You've all heard the story of the first Thanksgiving when the Pilgrims and Indians sat down together to give thanks for what they had. It's been written about in history books and told many times. However, there is a part of the story that you have never heard. It's my pleasure to tell it to you now.
There were many kind of animals living in this brand new country that the Pilgrims learned to call home. The Indians killed only what they needed to survive so there was always large groups of animals roaming the meadows and forests. Some of these animals, however, were very small and not noticed by the Pilgrims. One such group was a little colony of hamsters. They didn't trust these strangers and stayed as far away from them as they could. The mayor of this colony was Harry Hamster; his wife was called Minnie. Life was good and things were going well.
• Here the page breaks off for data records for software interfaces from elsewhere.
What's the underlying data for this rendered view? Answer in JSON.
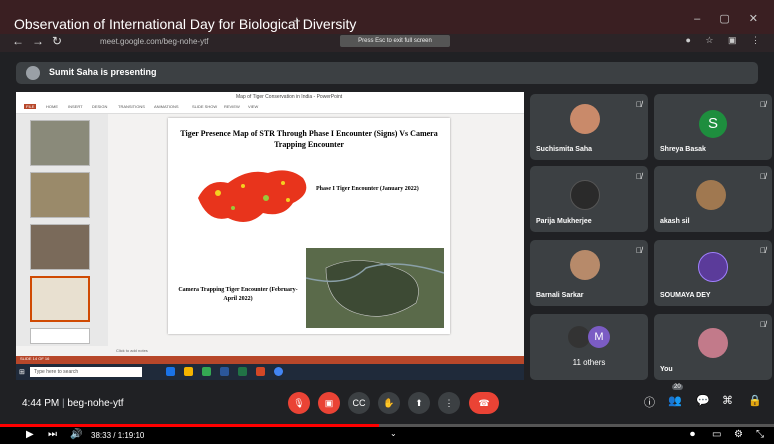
{
  "browser": {
    "video_title": "Observation of International Day for Biological Diversity",
    "url": "meet.google.com/beg-nohe-ytf",
    "fullscreen_hint": "Press Esc to exit full screen"
  },
  "presenting": {
    "text": "Sumit Saha is presenting"
  },
  "slide": {
    "title": "Tiger Presence Map of STR Through Phase I Encounter (Signs) Vs Camera Trapping Encounter",
    "phase1_label": "Phase I Tiger Encounter (January 2022)",
    "camera_label": "Camera Trapping Tiger Encounter (February- April 2022)"
  },
  "powerpoint": {
    "window_title": "Map of Tiger Conservation in India - PowerPoint",
    "tabs": [
      "FILE",
      "HOME",
      "INSERT",
      "DESIGN",
      "TRANSITIONS",
      "ANIMATIONS",
      "SLIDE SHOW",
      "REVIEW",
      "VIEW"
    ],
    "notes_placeholder": "Click to add notes",
    "status": "SLIDE 14 OF 16",
    "search_placeholder": "Type here to search"
  },
  "participants": [
    {
      "name": "Suchismita Saha",
      "initial": "",
      "color": "#c98a6a"
    },
    {
      "name": "Shreya Basak",
      "initial": "S",
      "color": "#1e8e3e"
    },
    {
      "name": "Parija Mukherjee",
      "initial": "",
      "color": "#2a2a2a"
    },
    {
      "name": "akash sil",
      "initial": "",
      "color": "#a07850"
    },
    {
      "name": "Barnali Sarkar",
      "initial": "",
      "color": "#b78a6a"
    },
    {
      "name": "SOUMAYA DEY",
      "initial": "",
      "color": "#5b3b9a"
    },
    {
      "name": "11 others",
      "initial": "M",
      "color": "#7b5cc4"
    },
    {
      "name": "You",
      "initial": "",
      "color": "#c27a8a"
    }
  ],
  "meeting": {
    "time": "4:44 PM",
    "code": "beg-nohe-ytf",
    "people_count": "20"
  },
  "youtube": {
    "time": "38:33 / 1:19:10",
    "progress": 0.49
  }
}
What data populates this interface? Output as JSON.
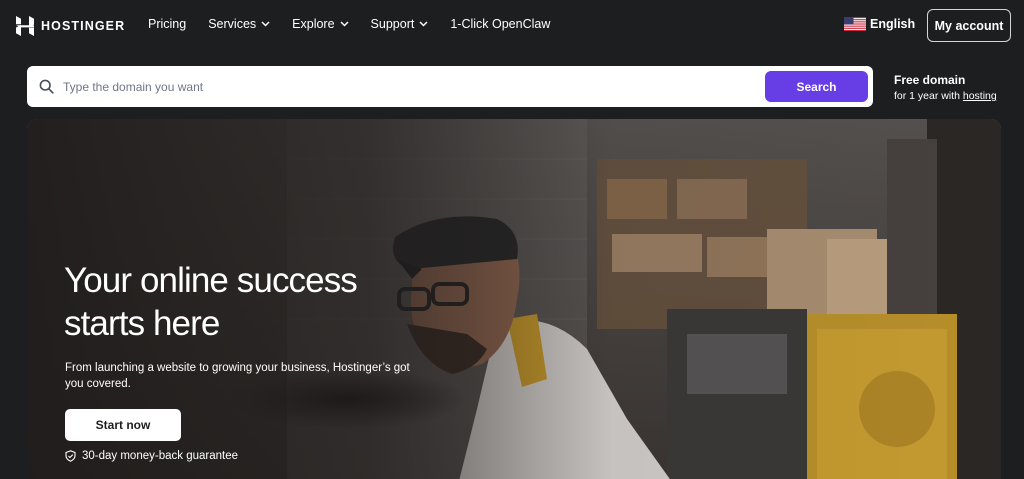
{
  "header": {
    "logo_text": "HOSTINGER",
    "nav": [
      {
        "label": "Pricing",
        "has_dropdown": false
      },
      {
        "label": "Services",
        "has_dropdown": true
      },
      {
        "label": "Explore",
        "has_dropdown": true
      },
      {
        "label": "Support",
        "has_dropdown": true
      },
      {
        "label": "1-Click OpenClaw",
        "has_dropdown": false
      }
    ],
    "language": {
      "label": "English",
      "flag_icon": "us-flag-icon"
    },
    "account_label": "My account"
  },
  "search": {
    "placeholder": "Type the domain you want",
    "value": "",
    "button_label": "Search"
  },
  "free_domain": {
    "title": "Free domain",
    "subtitle_prefix": "for 1 year with ",
    "subtitle_link": "hosting"
  },
  "hero": {
    "title": "Your online success starts here",
    "subtitle": "From launching a website to growing your business, Hostinger’s got you covered.",
    "cta_label": "Start now",
    "guarantee": "30-day money-back guarantee"
  },
  "colors": {
    "page_bg": "#1d1e20",
    "accent": "#673de6",
    "white": "#ffffff"
  }
}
The first winter that the Pilgrims spent in America was very harsh. Some of them did not make it through because of the lack of food or being sick. The hamsters watched all of this going on and couldn't help but wonder why these creatures were so silly. After all, the hamsters had plenty of food that they had stored and they knew how to keep themselves warm. They began to feel sorry for these strangers and talked about ways they could help.
Minnie's cousin, Fluffy, had a great idea. Why not leave some nuts for them! Everyone agreed that this would be the thing to do. When piles of nuts started appearing around town, the Pilgrims had no idea where they came from. The nuts kept coming, so the Pilgrims put them to good use by eating them whole or by baking them. Soon, delicious smells were floating around the countryside. The hamsters couldn't resist the smell and found themselves coming closer to town. To their surprise, these strangers were actually very friendly. By the time of the first Thanksgiving feast, the hamsters had many friends among the Pilgrims. So, it was no surprise when the hamsters decided the join the Pilgrims and Indians on this special day. They had only one request.